Cassia


The Cinnamon cassia, Cinnamomum cassia, came over the Indian ocean to S Arabia, and so up by caravan to Pal. There is some argument as to whether this cassia is the same as the cinnamon mentioned in Song of Solomon and Revelation 18:13.

There is much to be said, however, for tr. the cassia in Psalm 45:8 as orrisroot, prob. coming from India, known by the Lat. name, Saussurea lappa. It grows like a thistle about five ft. tall, and is a well-rooted perennial. This produces a well-known incense used even today in the temples of India. The roots which produce the perfume are found in great numbers in the mountains of Kashmir. At least one tr.—Moffatt—has rendered the passage in Psalm 45:8 “fragrant are your robes with Orris, Myrrh and Aloes.”
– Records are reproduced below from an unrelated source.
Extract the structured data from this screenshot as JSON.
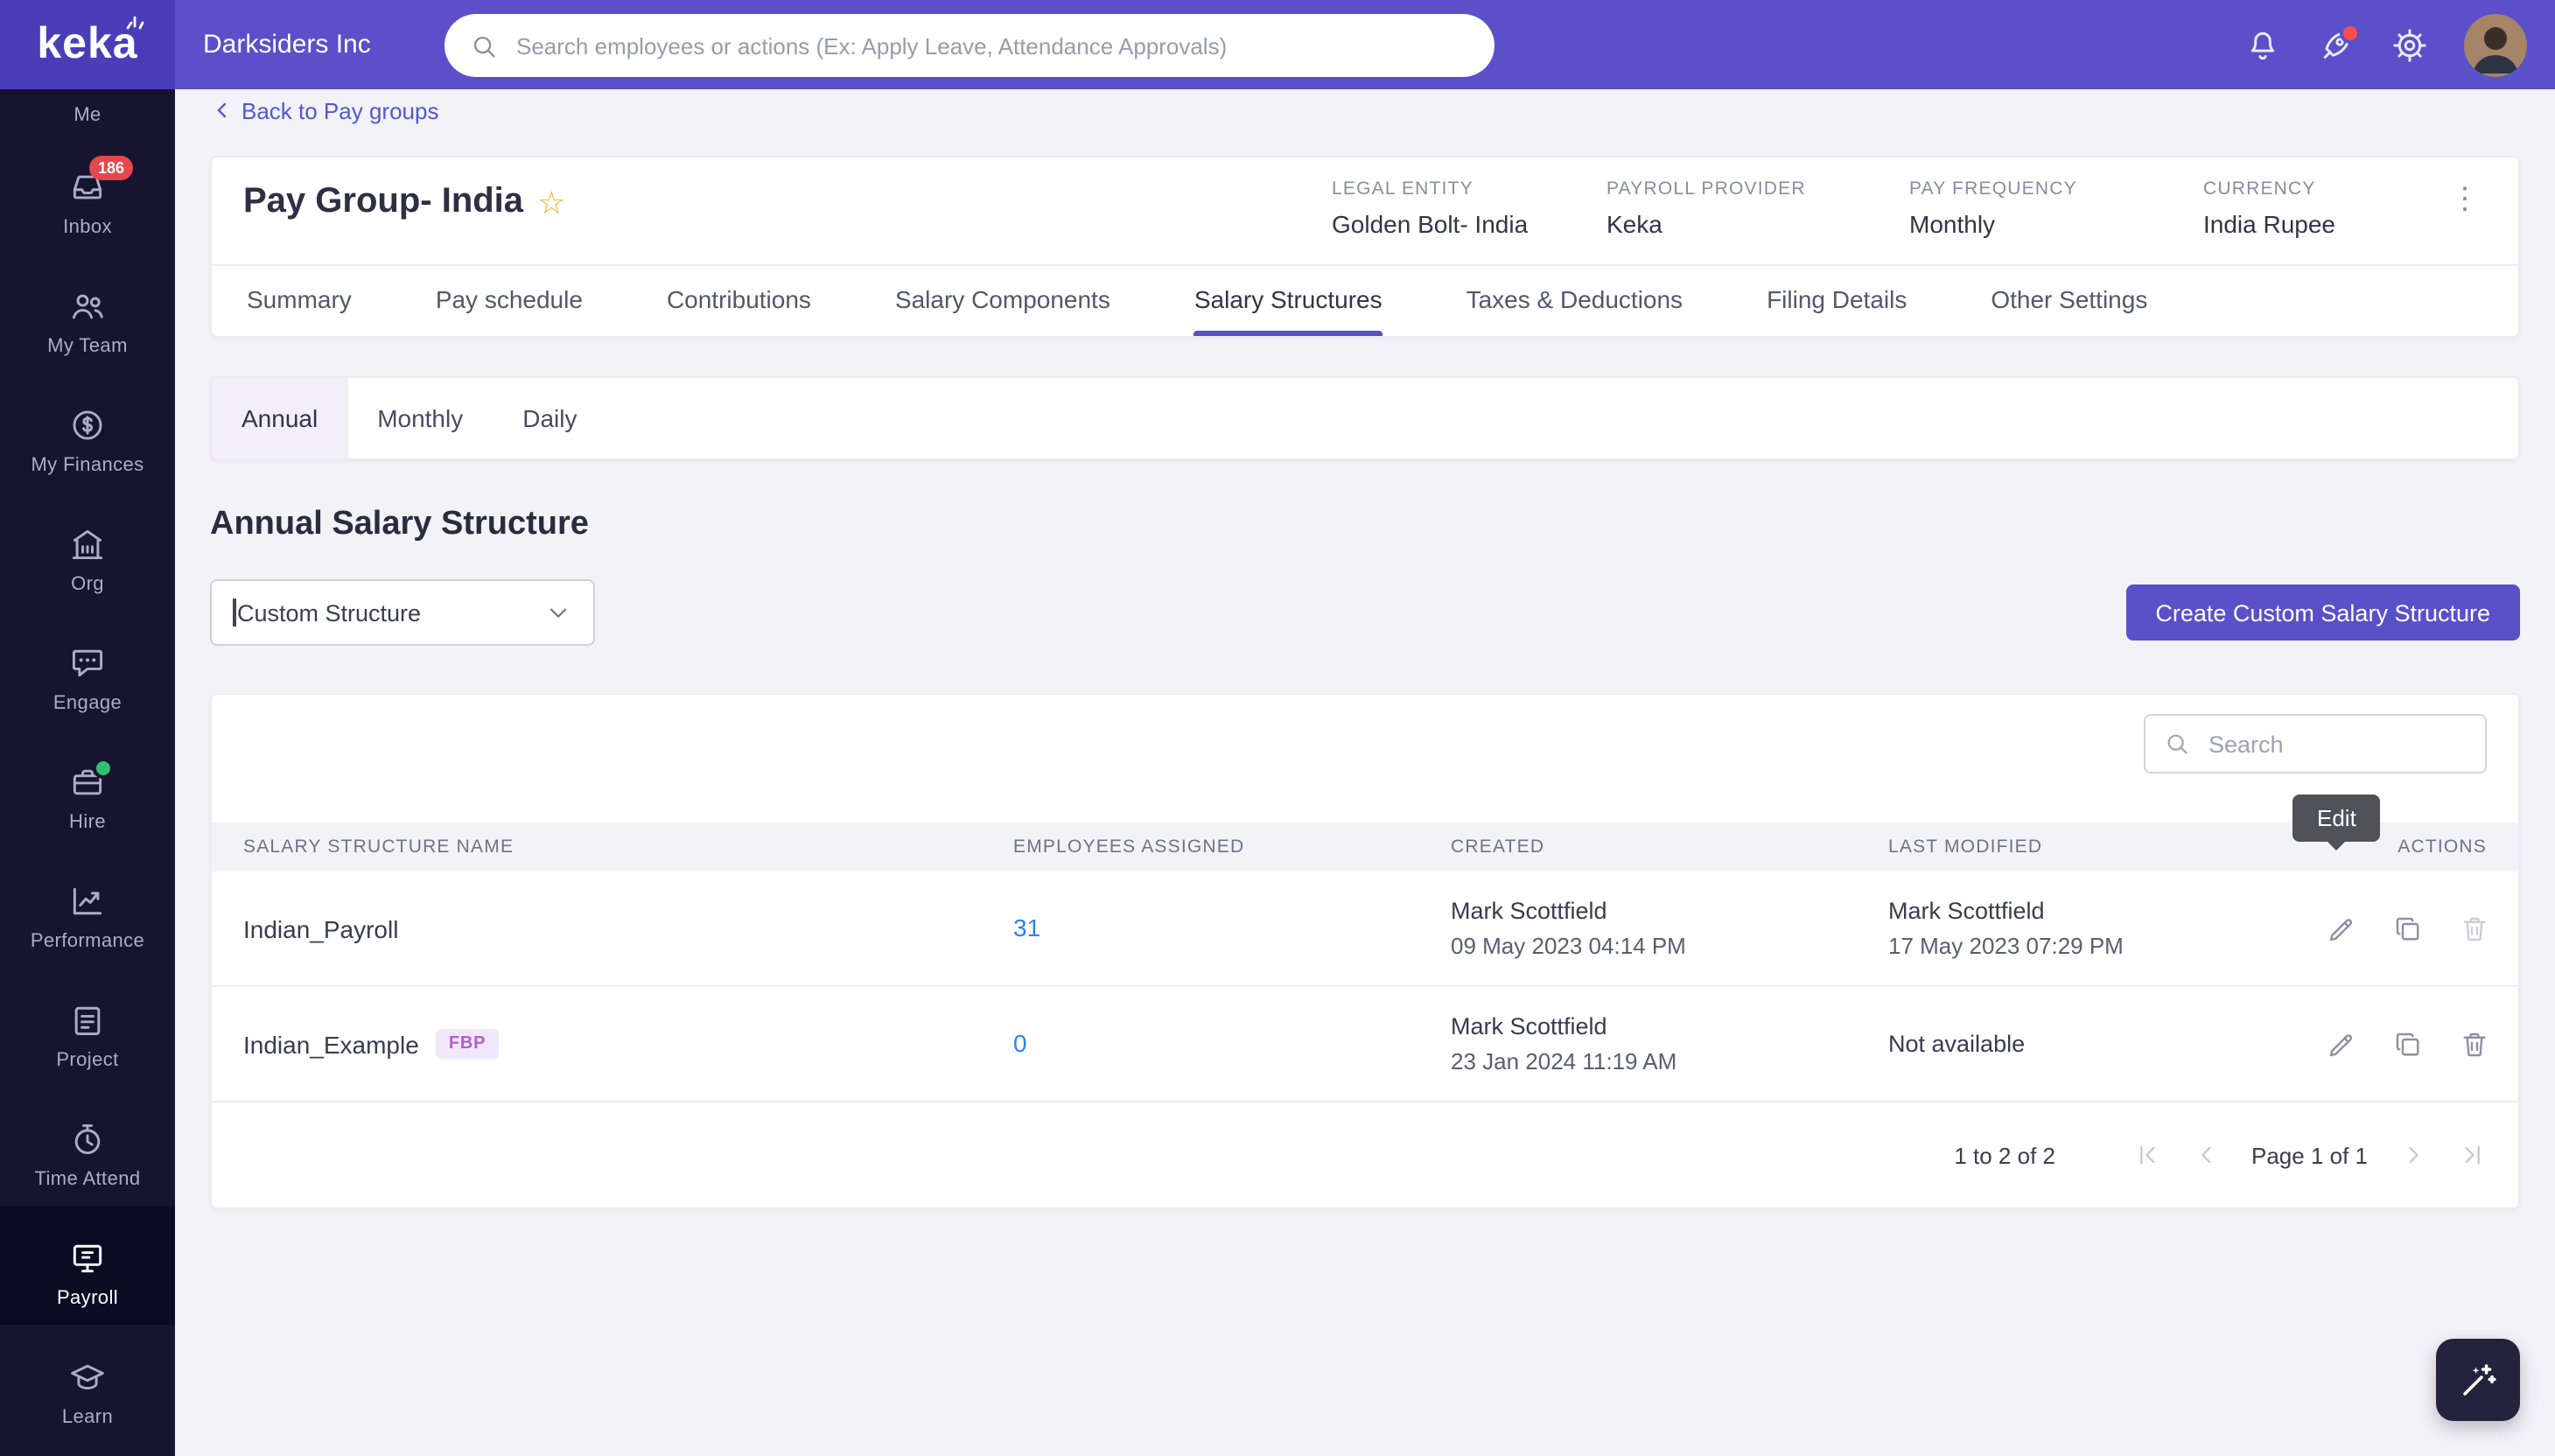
{
  "theme": {
    "accent": "#5a50c8",
    "topbar_bg": "#5b50ca",
    "logo_bg": "#4a3eb8",
    "sidebar_bg": "#16142f",
    "sidebar_active_bg": "#0d0b23",
    "link": "#5059d0",
    "number_link": "#2f80ed",
    "badge_red": "#e5484d",
    "fbp_bg": "#f3e7fb",
    "fbp_text": "#ad5fd3",
    "star": "#f2b01e",
    "tooltip_bg": "#515158",
    "page_bg": "#f2f2f7"
  },
  "topbar": {
    "logo_text": "keka",
    "company_name": "Darksiders Inc",
    "search_placeholder": "Search employees or actions (Ex: Apply Leave, Attendance Approvals)"
  },
  "sidebar": {
    "items": [
      {
        "label": "Me"
      },
      {
        "label": "Inbox",
        "badge": "186"
      },
      {
        "label": "My Team"
      },
      {
        "label": "My Finances"
      },
      {
        "label": "Org"
      },
      {
        "label": "Engage"
      },
      {
        "label": "Hire"
      },
      {
        "label": "Performance"
      },
      {
        "label": "Project"
      },
      {
        "label": "Time Attend"
      },
      {
        "label": "Payroll"
      },
      {
        "label": "Learn"
      }
    ]
  },
  "page": {
    "back_link": "Back to Pay groups",
    "pay_group": {
      "title": "Pay Group- India",
      "fields": [
        {
          "label": "LEGAL ENTITY",
          "value": "Golden Bolt- India"
        },
        {
          "label": "PAYROLL PROVIDER",
          "value": "Keka"
        },
        {
          "label": "PAY FREQUENCY",
          "value": "Monthly"
        },
        {
          "label": "CURRENCY",
          "value": "India Rupee"
        }
      ]
    },
    "tabs": [
      "Summary",
      "Pay schedule",
      "Contributions",
      "Salary Components",
      "Salary Structures",
      "Taxes & Deductions",
      "Filing Details",
      "Other Settings"
    ],
    "sub_tabs": [
      "Annual",
      "Monthly",
      "Daily"
    ],
    "section_title": "Annual Salary Structure",
    "structure_dropdown_value": "Custom Structure",
    "create_button_label": "Create Custom Salary Structure"
  },
  "structures_table": {
    "search_placeholder": "Search",
    "columns": [
      "SALARY STRUCTURE NAME",
      "EMPLOYEES ASSIGNED",
      "CREATED",
      "LAST MODIFIED",
      "ACTIONS"
    ],
    "rows": [
      {
        "name": "Indian_Payroll",
        "employees": "31",
        "created_by": "Mark Scottfield",
        "created_on": "09 May 2023 04:14 PM",
        "modified_by": "Mark Scottfield",
        "modified_on": "17 May 2023 07:29 PM"
      },
      {
        "name": "Indian_Example",
        "badge": "FBP",
        "employees": "0",
        "created_by": "Mark Scottfield",
        "created_on": "23 Jan 2024 11:19 AM",
        "modified": "Not available"
      }
    ],
    "edit_tooltip": "Edit",
    "footer": {
      "range_text": "1 to 2 of 2",
      "page_text": "Page 1 of 1"
    }
  }
}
The fragrant, powdered roots would be imported in the same way as the Cinnamon cassia (q.v.). See also Spice.

International Standard Bible Encyclopedia (1915)

kash’-a: Two Hebrew words,

(1) qiddah, which is mentioned, along with myrrh, cinnamon, calamus and olive oil, as one of the ingredients of the "holy anointing oil" (Ex 30:24); it was, too, one of the wares in which Vedan and Javan traded with Tyre (Eze 27:19); it is identified in the Peshitta and the Targum with (2).

(2) qetsi`oth (plural only, probably referring to the strips of bark), a word from which is derived the Greek kasia, and hence, cassia (Ps 45:8).

It is probable that both (1) and (2) refer to Cassia lignea, the inner bark of Cinnamomum cassia, a plant growing in eastern Asia closely allied to that which yields the cinnamon of commerce. It is a fragrant, aromatic bark and was probably used in a powdered form. Both as an ingredient in unguents and as one of the perfumes at funerals, cassia, like cinnamon, was much used by the Romans. The cassia of Scripture must be clearly distinguished from the entirely distinct Cassia lanceolata and C. obovata which yield the familiar senna. The proper name KEZIAH (which see) is the singular form of ketsi`oth.

See also

  • Plants